Conditional-Dependent Handicaps are those in which dimorphic characters are depicted as an overall indicator of an animal’s current health. For example, the coloration of a song bird may indicate its diet or foraging ability. Linking to current science news, research conducted by Assistant Professor Kevin McGraw of Arizona State University, indicates that dietary uptake of carotenoids by house finches (Carpodacus mexicanus) function in just such a way. McGraw explains (From ScienceDaily, here):
[House Finch at my Feeder]
[House Finch at my Feeder]
"We are proposing a positive fitness feedback loop for these 'self-loving molecules,' given how high carotenoid accumulation can improve one's state and one's interest in selecting carotenoid richness in mates and food. This provides a window into how major sexual selection models, such as sensory biases and assortative mating, may be explained by a common, nutritional and narcissistic currency."
In addition, the role of carotenoids in other areas of physiology is becoming apparent, including color vision, according to McGraw,
"Carotenoids play fascinating and multifaceted roles in the lives of animals. For years, we have known that, as antioxidants, they boost human health and, as colorants, make birds colorful and sexually attractive. Now, we are blending as well as expanding these paradigms and studying how consumption of carotenoids can improve or 'tune' their color vision, promote the health of offspring as they develop in the egg, and possibly improve male sperm quality."
More detail on identifying Good Genes in potential mates will be provided at a later time, and Direct Benefit, Sensory Bias and Fisherian Runaway will also be examined.
Arizona State University (2009, February 13). Carotenoids Are Cornerstone Of Bird's Vitality. ScienceDaily. Retrieved February 15, 2009, from http://www.sciencedaily.com/releases/2009/02/090213114154.htm
W. Hamilton, M Zuk (1982). Heritable true fitness and bright birds: a role for parasites? Science, 218 (4570), 384-387 DOI: 10.1126/science.7123238
Mark Kirkpatrick, Michael J. Ryan (1991). The evolution of mating preferences and the paradox of the lek Nature, 350 (6313), 33-38 DOI: 10.1038/350033a0

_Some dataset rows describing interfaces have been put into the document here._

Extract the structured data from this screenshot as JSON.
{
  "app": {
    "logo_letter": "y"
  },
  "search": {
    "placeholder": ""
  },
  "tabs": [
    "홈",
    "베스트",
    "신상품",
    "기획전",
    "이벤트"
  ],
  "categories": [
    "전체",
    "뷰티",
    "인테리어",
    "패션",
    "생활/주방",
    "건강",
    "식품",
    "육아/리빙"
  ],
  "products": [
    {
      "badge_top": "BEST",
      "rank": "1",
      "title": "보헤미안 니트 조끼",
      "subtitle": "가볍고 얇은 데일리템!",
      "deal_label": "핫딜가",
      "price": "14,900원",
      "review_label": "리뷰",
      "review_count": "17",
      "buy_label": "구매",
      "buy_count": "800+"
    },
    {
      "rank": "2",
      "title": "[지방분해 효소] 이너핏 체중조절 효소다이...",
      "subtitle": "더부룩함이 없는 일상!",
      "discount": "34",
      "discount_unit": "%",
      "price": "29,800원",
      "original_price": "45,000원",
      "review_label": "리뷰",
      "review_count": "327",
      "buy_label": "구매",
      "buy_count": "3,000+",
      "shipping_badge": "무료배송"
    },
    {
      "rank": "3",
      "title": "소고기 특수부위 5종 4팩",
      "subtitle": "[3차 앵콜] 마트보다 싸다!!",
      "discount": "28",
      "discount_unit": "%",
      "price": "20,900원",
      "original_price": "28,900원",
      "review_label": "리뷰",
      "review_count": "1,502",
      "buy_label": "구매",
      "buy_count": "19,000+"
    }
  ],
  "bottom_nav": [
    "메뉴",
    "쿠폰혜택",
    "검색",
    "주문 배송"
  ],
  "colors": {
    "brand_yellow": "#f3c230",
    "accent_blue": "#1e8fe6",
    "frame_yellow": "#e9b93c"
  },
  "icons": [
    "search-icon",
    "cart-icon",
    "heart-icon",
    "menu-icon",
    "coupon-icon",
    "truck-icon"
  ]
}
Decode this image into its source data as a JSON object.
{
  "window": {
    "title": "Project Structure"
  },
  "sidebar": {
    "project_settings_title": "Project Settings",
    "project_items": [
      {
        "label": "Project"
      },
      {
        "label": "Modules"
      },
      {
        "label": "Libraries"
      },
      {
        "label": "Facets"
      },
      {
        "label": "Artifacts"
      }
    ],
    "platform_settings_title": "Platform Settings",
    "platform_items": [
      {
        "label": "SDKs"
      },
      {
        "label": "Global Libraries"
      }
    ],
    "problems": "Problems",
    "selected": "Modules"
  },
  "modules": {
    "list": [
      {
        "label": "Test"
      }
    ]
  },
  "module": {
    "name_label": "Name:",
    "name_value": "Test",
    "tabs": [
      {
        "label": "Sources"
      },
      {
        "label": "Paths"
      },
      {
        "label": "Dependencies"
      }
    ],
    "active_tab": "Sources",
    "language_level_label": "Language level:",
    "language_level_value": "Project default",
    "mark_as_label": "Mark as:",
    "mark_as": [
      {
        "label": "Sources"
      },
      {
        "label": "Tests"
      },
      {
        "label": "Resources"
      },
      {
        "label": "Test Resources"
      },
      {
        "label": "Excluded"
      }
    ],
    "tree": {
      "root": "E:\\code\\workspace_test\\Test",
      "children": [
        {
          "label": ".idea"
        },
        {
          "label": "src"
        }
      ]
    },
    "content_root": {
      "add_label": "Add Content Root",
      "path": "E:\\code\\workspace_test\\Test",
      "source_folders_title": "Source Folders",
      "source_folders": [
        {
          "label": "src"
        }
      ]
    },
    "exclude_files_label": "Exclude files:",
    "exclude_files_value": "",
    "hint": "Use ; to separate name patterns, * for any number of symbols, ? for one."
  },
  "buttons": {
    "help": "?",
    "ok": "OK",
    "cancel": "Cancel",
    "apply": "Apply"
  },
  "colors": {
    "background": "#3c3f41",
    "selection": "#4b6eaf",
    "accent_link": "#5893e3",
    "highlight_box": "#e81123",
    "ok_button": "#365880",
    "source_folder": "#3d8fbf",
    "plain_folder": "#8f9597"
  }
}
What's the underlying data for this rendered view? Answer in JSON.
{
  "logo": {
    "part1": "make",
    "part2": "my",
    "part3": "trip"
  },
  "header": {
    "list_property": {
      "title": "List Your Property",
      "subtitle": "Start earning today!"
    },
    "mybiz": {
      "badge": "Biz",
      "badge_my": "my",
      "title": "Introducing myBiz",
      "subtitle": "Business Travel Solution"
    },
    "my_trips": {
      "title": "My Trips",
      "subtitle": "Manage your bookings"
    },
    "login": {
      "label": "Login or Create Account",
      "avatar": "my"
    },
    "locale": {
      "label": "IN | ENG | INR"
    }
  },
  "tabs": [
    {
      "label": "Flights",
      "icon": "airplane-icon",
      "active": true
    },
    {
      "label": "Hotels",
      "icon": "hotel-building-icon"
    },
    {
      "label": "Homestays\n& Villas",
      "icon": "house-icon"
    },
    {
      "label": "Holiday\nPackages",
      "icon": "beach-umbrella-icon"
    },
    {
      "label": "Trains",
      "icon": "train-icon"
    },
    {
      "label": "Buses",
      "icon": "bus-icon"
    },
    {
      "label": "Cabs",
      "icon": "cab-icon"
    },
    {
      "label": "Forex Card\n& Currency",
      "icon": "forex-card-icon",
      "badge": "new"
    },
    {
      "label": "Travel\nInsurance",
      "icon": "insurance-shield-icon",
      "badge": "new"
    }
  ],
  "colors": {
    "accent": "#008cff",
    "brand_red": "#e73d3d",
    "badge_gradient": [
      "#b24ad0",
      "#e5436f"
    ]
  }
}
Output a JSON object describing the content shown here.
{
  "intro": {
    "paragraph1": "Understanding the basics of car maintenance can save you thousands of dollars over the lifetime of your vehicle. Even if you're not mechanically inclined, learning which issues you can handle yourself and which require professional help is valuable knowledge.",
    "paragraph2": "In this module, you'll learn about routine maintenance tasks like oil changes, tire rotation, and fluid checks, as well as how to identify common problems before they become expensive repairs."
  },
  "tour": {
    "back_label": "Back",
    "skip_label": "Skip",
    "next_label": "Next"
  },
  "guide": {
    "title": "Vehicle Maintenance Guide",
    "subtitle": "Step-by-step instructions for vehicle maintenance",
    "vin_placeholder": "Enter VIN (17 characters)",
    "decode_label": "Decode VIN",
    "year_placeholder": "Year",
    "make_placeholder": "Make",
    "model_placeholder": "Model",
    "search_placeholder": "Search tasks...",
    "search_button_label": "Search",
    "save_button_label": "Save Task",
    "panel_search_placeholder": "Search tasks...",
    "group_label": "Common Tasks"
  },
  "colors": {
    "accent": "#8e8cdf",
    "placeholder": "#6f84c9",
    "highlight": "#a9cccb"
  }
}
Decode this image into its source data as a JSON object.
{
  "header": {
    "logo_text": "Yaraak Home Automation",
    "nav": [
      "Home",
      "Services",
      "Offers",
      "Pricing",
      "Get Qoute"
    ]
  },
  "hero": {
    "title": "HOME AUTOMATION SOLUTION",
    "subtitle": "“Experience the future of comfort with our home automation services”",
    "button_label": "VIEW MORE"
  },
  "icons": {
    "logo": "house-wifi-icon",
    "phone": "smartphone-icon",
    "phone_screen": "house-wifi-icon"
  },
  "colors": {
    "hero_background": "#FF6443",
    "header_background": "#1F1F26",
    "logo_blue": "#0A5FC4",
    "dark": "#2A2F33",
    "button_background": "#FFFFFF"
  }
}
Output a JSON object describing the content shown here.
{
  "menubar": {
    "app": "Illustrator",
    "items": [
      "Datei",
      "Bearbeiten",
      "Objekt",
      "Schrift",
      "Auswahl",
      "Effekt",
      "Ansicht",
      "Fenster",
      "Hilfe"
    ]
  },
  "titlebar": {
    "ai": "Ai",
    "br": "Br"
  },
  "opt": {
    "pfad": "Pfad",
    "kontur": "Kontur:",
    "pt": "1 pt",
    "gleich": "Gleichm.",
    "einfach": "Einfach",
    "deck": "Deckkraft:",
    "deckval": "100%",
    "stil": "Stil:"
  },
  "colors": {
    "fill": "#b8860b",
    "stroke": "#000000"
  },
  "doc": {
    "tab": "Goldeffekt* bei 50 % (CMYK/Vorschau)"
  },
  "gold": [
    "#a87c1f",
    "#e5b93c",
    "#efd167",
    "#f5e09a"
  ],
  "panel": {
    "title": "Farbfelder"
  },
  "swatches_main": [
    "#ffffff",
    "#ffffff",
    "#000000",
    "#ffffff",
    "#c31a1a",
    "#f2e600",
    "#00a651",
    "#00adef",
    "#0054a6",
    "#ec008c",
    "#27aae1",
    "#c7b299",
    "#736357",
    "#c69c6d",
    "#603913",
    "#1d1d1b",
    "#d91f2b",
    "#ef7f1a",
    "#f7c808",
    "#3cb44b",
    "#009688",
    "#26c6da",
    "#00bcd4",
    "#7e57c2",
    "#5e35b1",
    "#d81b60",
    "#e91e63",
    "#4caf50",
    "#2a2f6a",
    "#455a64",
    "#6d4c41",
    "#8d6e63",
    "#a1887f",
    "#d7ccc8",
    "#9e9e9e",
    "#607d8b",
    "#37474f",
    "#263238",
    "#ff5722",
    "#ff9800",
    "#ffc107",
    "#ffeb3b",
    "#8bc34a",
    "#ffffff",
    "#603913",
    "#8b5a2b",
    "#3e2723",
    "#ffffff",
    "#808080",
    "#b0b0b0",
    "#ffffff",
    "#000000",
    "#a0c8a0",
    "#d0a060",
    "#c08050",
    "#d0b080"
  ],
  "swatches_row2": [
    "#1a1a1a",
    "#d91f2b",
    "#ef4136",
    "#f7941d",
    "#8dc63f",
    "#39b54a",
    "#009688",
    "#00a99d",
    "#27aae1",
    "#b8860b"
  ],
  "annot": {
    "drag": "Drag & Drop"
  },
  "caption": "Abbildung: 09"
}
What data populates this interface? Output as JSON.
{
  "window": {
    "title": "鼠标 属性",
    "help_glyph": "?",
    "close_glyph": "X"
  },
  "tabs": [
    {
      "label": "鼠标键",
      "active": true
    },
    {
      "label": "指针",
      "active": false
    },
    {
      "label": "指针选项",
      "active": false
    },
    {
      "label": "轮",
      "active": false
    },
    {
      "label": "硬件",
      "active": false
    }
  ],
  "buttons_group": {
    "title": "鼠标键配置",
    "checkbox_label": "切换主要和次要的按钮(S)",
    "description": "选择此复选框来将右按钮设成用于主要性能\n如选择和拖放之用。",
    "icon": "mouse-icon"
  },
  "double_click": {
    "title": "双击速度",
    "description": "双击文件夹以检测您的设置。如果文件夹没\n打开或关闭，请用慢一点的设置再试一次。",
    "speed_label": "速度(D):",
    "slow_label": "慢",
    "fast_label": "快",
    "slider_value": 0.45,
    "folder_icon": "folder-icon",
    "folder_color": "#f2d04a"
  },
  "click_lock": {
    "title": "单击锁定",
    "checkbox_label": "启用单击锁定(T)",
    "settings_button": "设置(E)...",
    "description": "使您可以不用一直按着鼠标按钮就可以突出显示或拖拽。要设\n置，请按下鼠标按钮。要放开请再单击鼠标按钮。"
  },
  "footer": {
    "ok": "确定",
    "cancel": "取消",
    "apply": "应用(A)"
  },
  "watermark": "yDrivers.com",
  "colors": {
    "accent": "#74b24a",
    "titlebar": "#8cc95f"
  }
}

A. Pomiankowski (1987). Sexual Selection: The Handicap Principle Does Work -- Sometimes Proceedings of the Royal Society of London. Series B, Biological Sciences (1934-1990), 231 (1262), 123-145 DOI: 10.1098/rspb.1987.0038